BY MORAG PHILLIPS
[star rating = 5/5]
Phillipe Saire is a Lausanne based choreographer and has created over 30 productions in a long and productive career. In Hocus Pocus, along with his talented team and two very strong dancers, he proves his ability to enter a child’s mind.
I joined a busy audience of parents and their children on a Saturday afternoon. All of us unsure what to expect but, the children knew. “Magic”, the curly headed younger audience member in next seat assured me. Hocus Pocus, meant magic!
As the auditorium light began to dim it felt like a warm dark blanket had enveloped us. All that was visible was the two strips of light at top and bottom of a black frame.
Music came quietly, as a clicking and clanking in the distance; just as we wondered if this was all we would see, a disembodied hand followed by an arm wafted towards us from within the inky blackness, turned sideways and disappeared. There was an intake of breath, and when a foot appeared, rotated then intertwined with a returning arm, we found ourselves drawn in: We wanted to follow.
After a short display of body parts coming through the dark, interacting with each other. There is a pause; we were then introduced to the eirie but slightly comedic faces of the two dancers looming out to stare at us, as if we were the spectacle. I waited for some children to react, scared, but instead they there was a gentle giggle reverberated round the auditorium.
The story that emerges is of Victor and Lucas. They tease and wrestle with each other, they explore, they test their bravery. Each time becoming more confident and inquisitive. They draw us into their world of Make Believe. When a monster manifests itself from the darkness, they join together to fight. At this point I very much felt I was experiencing a contemporary version of Punch and Judy as they pummeled the poor creature into oblivion. That got lots of laughs.
The next 40 minutes were surreal.
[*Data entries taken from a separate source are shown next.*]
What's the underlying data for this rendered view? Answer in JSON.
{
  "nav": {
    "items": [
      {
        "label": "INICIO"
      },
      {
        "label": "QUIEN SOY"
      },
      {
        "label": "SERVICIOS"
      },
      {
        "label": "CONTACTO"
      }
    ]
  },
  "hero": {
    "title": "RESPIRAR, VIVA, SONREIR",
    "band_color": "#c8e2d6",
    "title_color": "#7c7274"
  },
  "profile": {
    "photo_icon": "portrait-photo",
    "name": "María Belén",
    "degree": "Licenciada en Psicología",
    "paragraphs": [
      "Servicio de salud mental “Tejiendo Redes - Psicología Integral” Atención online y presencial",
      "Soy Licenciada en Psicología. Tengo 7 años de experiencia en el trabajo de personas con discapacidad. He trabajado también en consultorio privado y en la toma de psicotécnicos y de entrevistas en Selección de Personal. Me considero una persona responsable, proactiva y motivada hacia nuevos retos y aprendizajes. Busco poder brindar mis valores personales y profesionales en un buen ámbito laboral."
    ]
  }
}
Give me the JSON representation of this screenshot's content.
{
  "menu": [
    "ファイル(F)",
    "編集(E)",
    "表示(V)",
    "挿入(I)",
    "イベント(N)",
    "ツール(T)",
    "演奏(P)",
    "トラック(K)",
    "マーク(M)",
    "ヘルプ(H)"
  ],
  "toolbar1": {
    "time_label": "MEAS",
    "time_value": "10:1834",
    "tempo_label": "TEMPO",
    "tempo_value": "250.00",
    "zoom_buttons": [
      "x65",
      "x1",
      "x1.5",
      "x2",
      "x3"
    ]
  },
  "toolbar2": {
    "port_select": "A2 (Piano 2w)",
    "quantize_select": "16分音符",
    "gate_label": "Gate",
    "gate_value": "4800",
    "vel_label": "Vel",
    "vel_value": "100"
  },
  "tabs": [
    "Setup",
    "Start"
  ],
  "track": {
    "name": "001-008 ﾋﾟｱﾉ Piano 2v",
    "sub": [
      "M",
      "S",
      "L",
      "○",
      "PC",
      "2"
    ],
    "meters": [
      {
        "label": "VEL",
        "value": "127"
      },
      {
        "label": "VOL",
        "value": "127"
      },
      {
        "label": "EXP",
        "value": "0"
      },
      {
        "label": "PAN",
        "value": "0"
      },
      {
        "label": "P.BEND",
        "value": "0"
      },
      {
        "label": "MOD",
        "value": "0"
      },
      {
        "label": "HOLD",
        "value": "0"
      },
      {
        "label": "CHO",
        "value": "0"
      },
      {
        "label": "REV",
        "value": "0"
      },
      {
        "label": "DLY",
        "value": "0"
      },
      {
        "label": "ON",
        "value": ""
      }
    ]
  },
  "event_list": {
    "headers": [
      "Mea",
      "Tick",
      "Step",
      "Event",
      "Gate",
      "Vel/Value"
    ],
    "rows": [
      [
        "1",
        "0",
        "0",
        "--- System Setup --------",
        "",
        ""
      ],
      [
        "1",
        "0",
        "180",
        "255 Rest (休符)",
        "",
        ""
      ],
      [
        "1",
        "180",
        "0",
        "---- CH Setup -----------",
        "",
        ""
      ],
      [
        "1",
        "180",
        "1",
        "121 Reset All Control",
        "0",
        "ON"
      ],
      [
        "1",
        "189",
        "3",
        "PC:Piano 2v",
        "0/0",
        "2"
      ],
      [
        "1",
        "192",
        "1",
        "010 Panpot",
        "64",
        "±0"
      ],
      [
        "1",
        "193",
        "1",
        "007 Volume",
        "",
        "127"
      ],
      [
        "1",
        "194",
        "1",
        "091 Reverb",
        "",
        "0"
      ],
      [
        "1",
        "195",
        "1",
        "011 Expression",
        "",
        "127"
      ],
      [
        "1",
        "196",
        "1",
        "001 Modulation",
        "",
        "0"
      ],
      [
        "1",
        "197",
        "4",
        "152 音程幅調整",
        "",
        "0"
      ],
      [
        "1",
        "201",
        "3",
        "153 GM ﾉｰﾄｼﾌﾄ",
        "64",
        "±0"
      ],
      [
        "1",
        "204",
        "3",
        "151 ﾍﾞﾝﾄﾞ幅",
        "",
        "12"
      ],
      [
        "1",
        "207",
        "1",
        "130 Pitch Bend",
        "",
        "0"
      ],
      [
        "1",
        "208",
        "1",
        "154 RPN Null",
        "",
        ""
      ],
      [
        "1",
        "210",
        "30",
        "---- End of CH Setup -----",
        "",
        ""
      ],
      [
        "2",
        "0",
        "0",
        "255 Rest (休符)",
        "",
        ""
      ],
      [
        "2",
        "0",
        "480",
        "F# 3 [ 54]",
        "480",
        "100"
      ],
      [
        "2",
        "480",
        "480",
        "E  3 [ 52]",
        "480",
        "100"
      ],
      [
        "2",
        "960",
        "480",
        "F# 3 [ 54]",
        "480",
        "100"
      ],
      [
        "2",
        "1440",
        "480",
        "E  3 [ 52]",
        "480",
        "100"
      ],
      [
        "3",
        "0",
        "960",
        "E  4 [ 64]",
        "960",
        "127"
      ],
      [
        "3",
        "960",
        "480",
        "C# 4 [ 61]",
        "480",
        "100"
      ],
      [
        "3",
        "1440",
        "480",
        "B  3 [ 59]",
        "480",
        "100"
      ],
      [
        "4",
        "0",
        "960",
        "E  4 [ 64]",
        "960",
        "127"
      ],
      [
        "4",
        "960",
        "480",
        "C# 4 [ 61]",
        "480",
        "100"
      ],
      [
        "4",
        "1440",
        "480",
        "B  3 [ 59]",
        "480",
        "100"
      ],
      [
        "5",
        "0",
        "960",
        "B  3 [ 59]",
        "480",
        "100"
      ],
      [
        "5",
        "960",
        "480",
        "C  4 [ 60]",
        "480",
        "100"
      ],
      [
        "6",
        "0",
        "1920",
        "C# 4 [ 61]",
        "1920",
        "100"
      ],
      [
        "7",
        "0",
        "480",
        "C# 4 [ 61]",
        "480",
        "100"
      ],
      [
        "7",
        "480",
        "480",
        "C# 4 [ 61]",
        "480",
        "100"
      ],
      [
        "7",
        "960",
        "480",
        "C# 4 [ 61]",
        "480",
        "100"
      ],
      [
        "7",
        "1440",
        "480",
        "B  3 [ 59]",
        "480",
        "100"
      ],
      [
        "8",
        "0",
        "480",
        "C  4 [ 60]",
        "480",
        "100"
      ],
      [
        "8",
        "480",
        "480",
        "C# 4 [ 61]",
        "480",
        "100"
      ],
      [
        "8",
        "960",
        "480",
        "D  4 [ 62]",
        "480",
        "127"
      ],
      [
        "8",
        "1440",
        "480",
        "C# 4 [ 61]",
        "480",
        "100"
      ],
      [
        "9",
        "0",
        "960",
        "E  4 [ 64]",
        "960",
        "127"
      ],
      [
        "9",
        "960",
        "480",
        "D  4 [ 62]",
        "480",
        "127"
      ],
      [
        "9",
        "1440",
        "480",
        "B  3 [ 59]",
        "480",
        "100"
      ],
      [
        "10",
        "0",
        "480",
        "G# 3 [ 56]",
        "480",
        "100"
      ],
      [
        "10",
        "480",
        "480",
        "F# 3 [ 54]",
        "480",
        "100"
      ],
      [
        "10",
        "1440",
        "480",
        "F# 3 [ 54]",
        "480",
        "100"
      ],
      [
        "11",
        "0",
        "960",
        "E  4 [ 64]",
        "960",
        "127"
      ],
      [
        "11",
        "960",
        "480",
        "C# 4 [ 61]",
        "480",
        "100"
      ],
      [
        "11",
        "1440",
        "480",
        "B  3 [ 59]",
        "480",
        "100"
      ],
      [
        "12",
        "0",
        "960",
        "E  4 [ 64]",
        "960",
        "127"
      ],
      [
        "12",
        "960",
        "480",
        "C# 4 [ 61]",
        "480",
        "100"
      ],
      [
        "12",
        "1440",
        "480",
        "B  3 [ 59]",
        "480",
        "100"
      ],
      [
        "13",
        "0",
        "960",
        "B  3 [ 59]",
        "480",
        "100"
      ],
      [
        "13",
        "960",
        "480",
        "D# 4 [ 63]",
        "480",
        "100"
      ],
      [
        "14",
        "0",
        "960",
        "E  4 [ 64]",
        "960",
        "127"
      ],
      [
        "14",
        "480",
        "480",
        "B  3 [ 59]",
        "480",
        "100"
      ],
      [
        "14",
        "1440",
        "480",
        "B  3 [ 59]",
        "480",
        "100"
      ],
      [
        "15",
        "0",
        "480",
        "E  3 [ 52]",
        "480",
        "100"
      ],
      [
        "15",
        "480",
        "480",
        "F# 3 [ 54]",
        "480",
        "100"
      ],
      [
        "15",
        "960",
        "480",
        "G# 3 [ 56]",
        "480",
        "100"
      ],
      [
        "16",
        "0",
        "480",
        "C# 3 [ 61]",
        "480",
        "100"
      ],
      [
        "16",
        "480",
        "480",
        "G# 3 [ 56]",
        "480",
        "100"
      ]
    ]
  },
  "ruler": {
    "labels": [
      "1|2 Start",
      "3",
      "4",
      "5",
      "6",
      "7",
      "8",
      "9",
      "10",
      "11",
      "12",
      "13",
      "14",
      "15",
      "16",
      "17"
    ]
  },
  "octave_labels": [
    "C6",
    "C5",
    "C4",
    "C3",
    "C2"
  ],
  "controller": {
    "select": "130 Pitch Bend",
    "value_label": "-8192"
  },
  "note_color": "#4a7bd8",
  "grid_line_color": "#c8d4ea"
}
The adventure takes them up in the air, finding out they can fly, down into the water, into a dark abyss where they see wonderous creatures and play with sea anenomes.
With clever use of light and different perspectives and the use of simple props to create illusions, Phillipe Saire and his team have produced a delightful, engaging and magical spectacle for kids and adults to enjoy.